Contemporary Trends

In recent years, Dark Ambient has seen a resurgence, with new artists bringing contemporary influences to the genre. There’s a growing exploration of the intersection between Dark Ambient and other genres, like drone, minimal techno, and even neo-classical music.

This fusion has led to a richer, more varied sonic palette within the genre. Modern Dark Ambient artists are using the latest digital production techniques, alongside traditional sampling and analog synthesis, to create soundscapes that are as innovative as they are evocative.

Exploring Dark Ambient

For those looking to explore Dark Ambient, the genre offers a vast sonic territory. It’s a style that encourages deep listening and can provide

a soundtrack for a wide range of experiences – from introspective meditation to immersive storytelling. Dark Ambient is not merely heard; it’s felt – a sonic journey that takes the listener through landscapes that are at once haunting and beautiful, unsettling and calming.

One of the unique aspects of Dark Ambient is its ability to create a sense of space. The music often utilizes reverb, echo, and other effects to produce a feeling of vastness, of being in a large, open area. This quality makes it particularly effective for evoking imagery and mood, which is why it’s often used in film and video game soundtracks to enhance the visual experience.

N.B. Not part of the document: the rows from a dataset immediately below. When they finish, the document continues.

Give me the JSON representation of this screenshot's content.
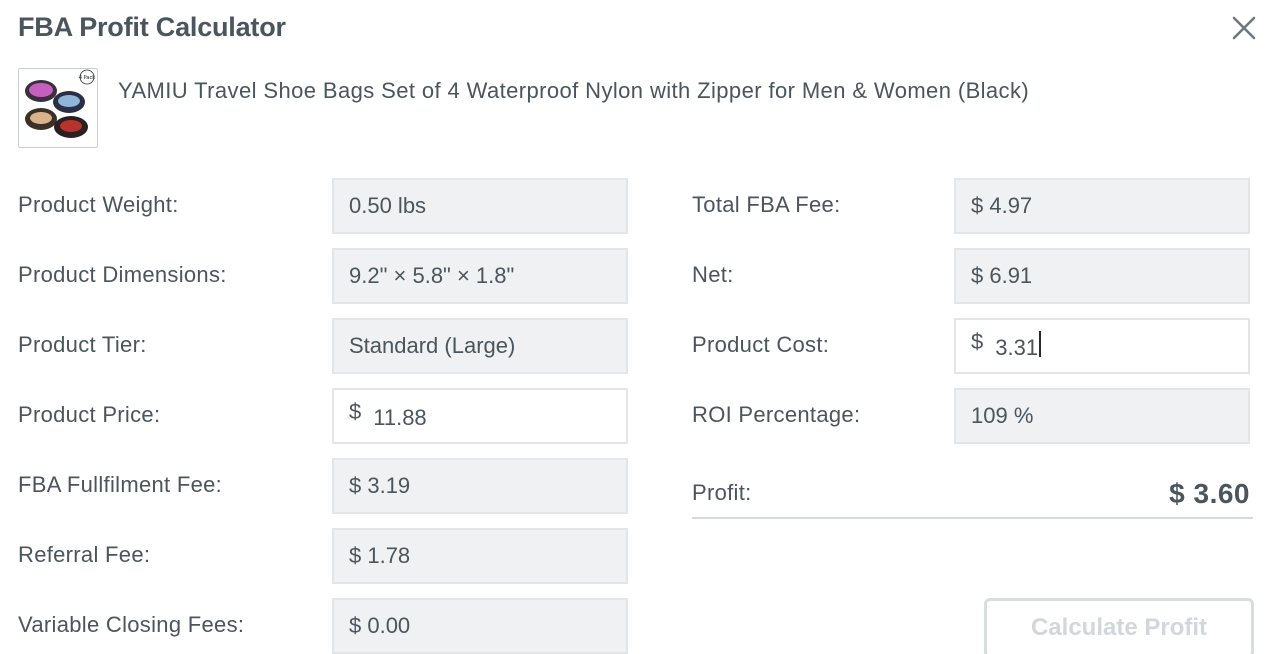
{
  "dialog": {
    "title": "FBA Profit Calculator"
  },
  "product": {
    "name": "YAMIU Travel Shoe Bags Set of 4 Waterproof Nylon with Zipper for Men & Women (Black)",
    "thumb_badge": "4 Pack"
  },
  "left": {
    "weight": {
      "label": "Product Weight:",
      "value": "0.50 lbs"
    },
    "dimensions": {
      "label": "Product Dimensions:",
      "value": "9.2\" × 5.8\" × 1.8\""
    },
    "tier": {
      "label": "Product Tier:",
      "value": "Standard (Large)"
    },
    "price": {
      "label": "Product Price:",
      "currency": "$",
      "value": "11.88"
    },
    "fulfilment_fee": {
      "label": "FBA Fullfilment Fee:",
      "value": "$ 3.19"
    },
    "referral_fee": {
      "label": "Referral Fee:",
      "value": "$ 1.78"
    },
    "closing_fees": {
      "label": "Variable Closing Fees:",
      "value": "$ 0.00"
    }
  },
  "right": {
    "total_fba_fee": {
      "label": "Total FBA Fee:",
      "value": "$ 4.97"
    },
    "net": {
      "label": "Net:",
      "value": "$ 6.91"
    },
    "product_cost": {
      "label": "Product Cost:",
      "currency": "$",
      "value": "3.31"
    },
    "roi": {
      "label": "ROI Percentage:",
      "value": "109 %"
    },
    "profit": {
      "label": "Profit:",
      "value": "$ 3.60"
    }
  },
  "actions": {
    "calculate_label": "Calculate Profit"
  }
}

Albums to Begin Your Journey

For newcomers to the genre, there are several albums that could serve as an introduction:

  • Robert Rich & B. Lustmord – “Stalker” (1995): This collaborative album is inspired by the Andrei Tarkovsky film of the same name and is a masterpiece in creating a deep, enveloping atmosphere.
  • Tim Hecker – “Virgins” (2013): While Hecker’s work spans various styles, this album contains elements of Dark Ambient, characterized by its haunting soundscapes and emotive compositions.
  • Grouper – “Ruins” (2014): Grouper’s music is a more subdued take on the genre, with a focus on minimalism and emotional depth.

The Artistry of Sound Design

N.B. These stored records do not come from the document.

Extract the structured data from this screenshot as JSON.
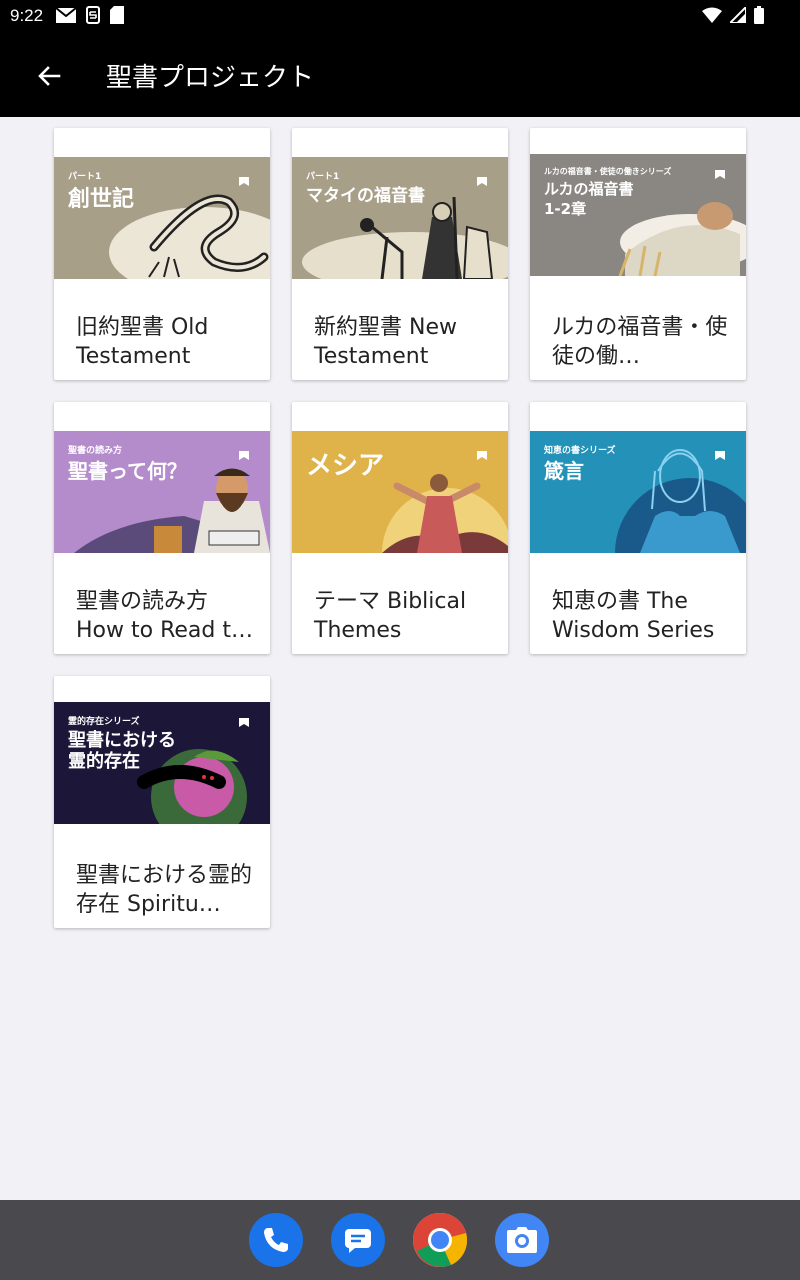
{
  "status_bar": {
    "time": "9:22"
  },
  "app_bar": {
    "title": "聖書プロジェクト"
  },
  "cards": [
    {
      "title": "旧約聖書 Old Testament",
      "thumb_kicker": "パート1",
      "thumb_title": "創世記"
    },
    {
      "title": "新約聖書 New Testament",
      "thumb_kicker": "パート1",
      "thumb_title": "マタイの福音書"
    },
    {
      "title": "ルカの福音書・使徒の働…",
      "thumb_kicker": "ルカの福音書・使徒の働きシリーズ",
      "thumb_title": "ルカの福音書",
      "thumb_title2": "1-2章"
    },
    {
      "title": "聖書の読み方 How to Read t…",
      "thumb_kicker": "聖書の読み方",
      "thumb_title": "聖書って何？"
    },
    {
      "title": "テーマ Biblical Themes",
      "thumb_kicker": "",
      "thumb_title": "メシア"
    },
    {
      "title": "知恵の書 The Wisdom Series",
      "thumb_kicker": "知恵の書シリーズ",
      "thumb_title": "箴言"
    },
    {
      "title": "聖書における霊的存在 Spiritu…",
      "thumb_kicker": "霊的存在シリーズ",
      "thumb_title": "聖書における",
      "thumb_title2": "霊的存在"
    }
  ],
  "colors": {
    "app_bar": "#000000",
    "background": "#f1f1f6",
    "thumb_genesis": "#a89f89",
    "thumb_matthew": "#a89f89",
    "thumb_luke": "#8a8782",
    "thumb_how_to_read": "#b48ccb",
    "thumb_messiah": "#e0b24a",
    "thumb_wisdom": "#2391b8",
    "thumb_spiritual": "#1c1638"
  },
  "dock": {
    "icons": [
      "phone-icon",
      "messages-icon",
      "chrome-icon",
      "camera-icon"
    ]
  }
}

The sound design in Dark Ambient is a critical element of its appeal. Artists often spend considerable time crafting unique sounds and textures. This can involve field recordings, synthesizing new sounds, or creatively manipulating traditional instruments to produce something entirely new. The attention to detail in the sound design is what makes the genre so immersive and captivating.

The Role of Technology

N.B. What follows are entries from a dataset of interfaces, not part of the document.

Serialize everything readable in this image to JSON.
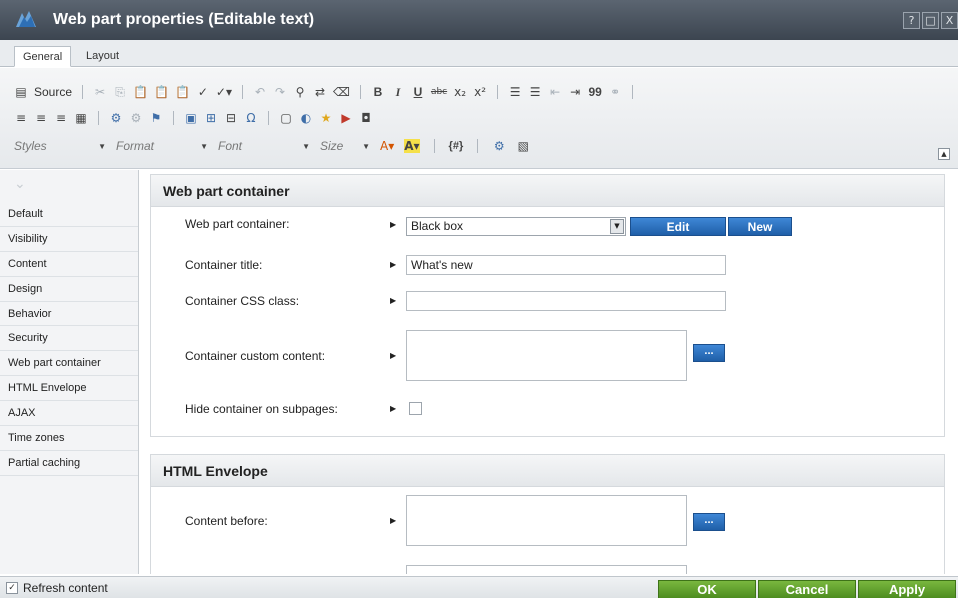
{
  "window": {
    "title": "Web part properties (Editable text)",
    "logo_icon": "kentico-logo-icon",
    "buttons": {
      "help": "?",
      "maximize": "□",
      "close": "X"
    }
  },
  "tabs": [
    {
      "label": "General",
      "active": true
    },
    {
      "label": "Layout",
      "active": false
    }
  ],
  "toolbar": {
    "source_label": "Source",
    "row1_icons": [
      "cut-icon",
      "copy-icon",
      "paste-icon",
      "paste-text-icon",
      "paste-word-icon",
      "spellcheck-icon",
      "spellcheck-as-you-type-icon",
      "undo-icon",
      "redo-icon",
      "find-icon",
      "replace-icon",
      "remove-format-icon",
      "bold-icon",
      "italic-icon",
      "underline-icon",
      "strikethrough-icon",
      "subscript-icon",
      "superscript-icon",
      "numbered-list-icon",
      "bulleted-list-icon",
      "outdent-icon",
      "indent-icon",
      "blockquote-icon",
      "link-icon"
    ],
    "row1_glyphs": {
      "bold": "B",
      "italic": "I",
      "underline": "U",
      "strike": "abc",
      "sub": "x₂",
      "sup": "x²",
      "quote": "99"
    },
    "styles_label": "Styles",
    "format_label": "Format",
    "font_label": "Font",
    "size_label": "Size",
    "macro_label": "{#}",
    "collapse_glyph": "▲"
  },
  "sidebar": {
    "items": [
      {
        "label": "Default"
      },
      {
        "label": "Visibility"
      },
      {
        "label": "Content"
      },
      {
        "label": "Design"
      },
      {
        "label": "Behavior"
      },
      {
        "label": "Security"
      },
      {
        "label": "Web part container"
      },
      {
        "label": "HTML Envelope"
      },
      {
        "label": "AJAX"
      },
      {
        "label": "Time zones"
      },
      {
        "label": "Partial caching"
      }
    ]
  },
  "sections": {
    "container": {
      "title": "Web part container",
      "fields": {
        "container_label": "Web part container:",
        "container_value": "Black box",
        "edit_label": "Edit",
        "new_label": "New",
        "title_label": "Container title:",
        "title_value": "What's new",
        "css_label": "Container CSS class:",
        "css_value": "",
        "custom_label": "Container custom content:",
        "custom_value": "",
        "hide_label": "Hide container on subpages:",
        "hide_checked": false,
        "dots_label": "..."
      }
    },
    "envelope": {
      "title": "HTML Envelope",
      "fields": {
        "before_label": "Content before:",
        "before_value": "",
        "dots_label": "..."
      }
    }
  },
  "footer": {
    "refresh_label": "Refresh content",
    "refresh_checked": true,
    "ok_label": "OK",
    "cancel_label": "Cancel",
    "apply_label": "Apply"
  }
}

Technology plays a significant role in Dark Ambient. With the advent of advanced synthesizers, software, and sound manipulation tools, the possibilities for creating complex and layered soundscapes have expanded greatly. Artists in the genre are often at the forefront of exploring new technology and techniques for sound creation.

Beyond Music: A Holistic Art Form

Dark Ambient often transcends the realm of music to become a holistic art form. It’s not uncommon for albums to be accompanied by visual art, poetry, or thematic elements that complement the sonic experience. This multi-disciplinary approach adds layers of meaning and depth to the music, making it a richly textured artistic expression.

The Community and Labels

The Dark Ambient community, though niche, is vibrant and passionate. There are numerous online forums, radio stations, and labels dedicated to the genre. Labels like Cryo Chamber and Cyclic Law are known for their high-quality Dark Ambient releases and have helped cultivate a global community of artists and listeners.

Dark Ambient is a genre that invites listeners to explore the depths of sound and emotion. It’s a testament to the power of music to evoke imagery, convey mood, and transport the listener to another world. In a musical landscape often dominated by fast-paced, rhythm-driven genres, Dark Ambient offers a contemplative, immersive experience. For those willing to embark on this auditory journey, Dark Ambient opens up a universe of sound that is as boundless as it is profound.

Dark Ambient Album of the Month The Core of Solaris [HTX127] – Aeon Angeles

Digiqole Ad

Related post

Leave a Reply